She continued her education in the University of Iowa. Fragments exist of an unfinished novel tentatively titled Why Do the Heathen Rage? The Misfit, an escaped convict traveling with his cronies, soon finds them and leads the family off one by one to be shot.
Turpin, who is happy being who she is, does not understand why the girl hated her. Turpin makes a comment about a clock. Turpin does not change; therefore, she is a static character. He also asserted that O'Connor was one of the most gifted writers he had ever taught.
In O'Connor was inducted as an inaugural honoree into Georgia Women of Achievementand in she was inducted as a charter member into the Georgia Writers Hall of Fame.
Specifically, the smirks given toward Mrs. Another source of humor is frequently found in the attempt of well-meaning liberals to cope with the rural South on their own terms. The main character in the story is actually prejudiced and makes many statements using racial jargon.
While at Georgia College, she produced a significant amount of cartoon work for the student newspaper. The collection of letters received a number of awards, and Christian Century magazine named The Habit of Being one of the twelve most influential religious books of the decade.
Politically, she maintained a broadly liberal outlook in connection with her faith, voting for John F. Indeed, her life and work were of a piece.
Late Career Following the completion of her M. Cope are often ironic clues to their spiritual deficiencies. Works and Common Themes Flannery O'Connor is considered one of America's greatest fiction writers and one of the strongest apologists for Roman Catholicism in the twentieth century.
Turpin and the grunts made when Mrs.
O'Connor made frequent use of violence and shock tactics. Although many of her narratives begin in the familiar quotidian world—on a family vacation or in a doctor's waiting room, for example—they are not, finally, realistic and certainly not in the sense of the southern realism of William Faulkner or Erskine Caldwell.
Luckily the disease was now treatable. Turpin, however, does appear to be of average intelligence. In the grandmother's final conversation with The Misfit, O'Connor takes the opportunity to explore many of the thematic elements that were central to her faith and life.

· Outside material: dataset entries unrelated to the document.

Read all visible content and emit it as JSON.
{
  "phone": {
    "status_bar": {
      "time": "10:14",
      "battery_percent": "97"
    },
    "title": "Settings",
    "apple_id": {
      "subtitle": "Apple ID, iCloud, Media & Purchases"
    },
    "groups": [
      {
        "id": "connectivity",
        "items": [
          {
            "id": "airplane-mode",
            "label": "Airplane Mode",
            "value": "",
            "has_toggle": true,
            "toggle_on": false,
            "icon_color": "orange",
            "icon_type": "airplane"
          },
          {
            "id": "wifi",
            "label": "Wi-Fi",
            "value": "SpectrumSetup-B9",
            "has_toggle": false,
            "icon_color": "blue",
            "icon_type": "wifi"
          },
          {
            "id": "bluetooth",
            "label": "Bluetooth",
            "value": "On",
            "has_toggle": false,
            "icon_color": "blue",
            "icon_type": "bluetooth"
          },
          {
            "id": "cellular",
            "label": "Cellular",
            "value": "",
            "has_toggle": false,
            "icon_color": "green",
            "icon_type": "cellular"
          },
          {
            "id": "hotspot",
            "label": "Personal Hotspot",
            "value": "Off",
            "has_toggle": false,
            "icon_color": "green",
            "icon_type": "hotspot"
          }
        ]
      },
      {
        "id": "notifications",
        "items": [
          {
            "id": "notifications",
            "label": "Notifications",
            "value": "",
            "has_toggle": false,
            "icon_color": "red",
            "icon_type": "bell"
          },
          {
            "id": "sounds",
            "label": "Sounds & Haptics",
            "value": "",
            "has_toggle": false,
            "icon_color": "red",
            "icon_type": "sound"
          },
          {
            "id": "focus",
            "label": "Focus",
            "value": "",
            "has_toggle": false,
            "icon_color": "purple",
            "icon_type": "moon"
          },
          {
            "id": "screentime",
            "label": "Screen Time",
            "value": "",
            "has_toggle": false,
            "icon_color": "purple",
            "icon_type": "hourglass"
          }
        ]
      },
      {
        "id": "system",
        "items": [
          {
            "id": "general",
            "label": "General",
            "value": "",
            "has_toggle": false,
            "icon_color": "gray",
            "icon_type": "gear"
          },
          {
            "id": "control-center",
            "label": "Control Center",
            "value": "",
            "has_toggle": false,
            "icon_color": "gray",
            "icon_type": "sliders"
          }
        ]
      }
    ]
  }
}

We are aware the girl dislikes Mrs.After battling lupus, an autoimmune disease, for more than a decade, Flannery O'Connor died on August 3,in Milledgeville, Georgia. For her work, she received many honors, including an O. Henry Award in and the National Book Award in Born: Mar 25, - Flannery O'Connor's background influenced her to write the short story “Revelation”.
One important influence on the story is her Southern upbringing. During her lifetime, Southerners were very prejudiced towards people of other races and lifestyles. Flannery O'Connor's background influenced her to write the short story “Revelation.” One important influence on the story is her Southern upbringing.
During her lifetime, Southerners were very prejudiced towards people of other lifestyles and races. Flannery O'Connor Biography - Mary Flannery O'Connor was born in Savannah, Georgia, the only child of Regine Cline and Edwin Francis O'Connor.
Born in a Catholic family, she lived in the South in the beginning of her childhood. During her school years Mary showed profound interest in writing.
She attended the Peabody High School and joined the. A summary of O’Connor and Catholicism in Flannery O’Connor's A Good Man Is Hard to Find.
Learn exactly what happened in this chapter, scene, or section of A Good Man Is Hard to Find and what it means. Flannery O’Connor’s Catholic upbringing influenced almost all her fiction, often garnering criticism because of her stark, sometimes.
The Flannery O'Connor Childhood Home is a historic house museum in Savannah, Georgia, where O'Connor lived during her childhood.
In addition to serving .Download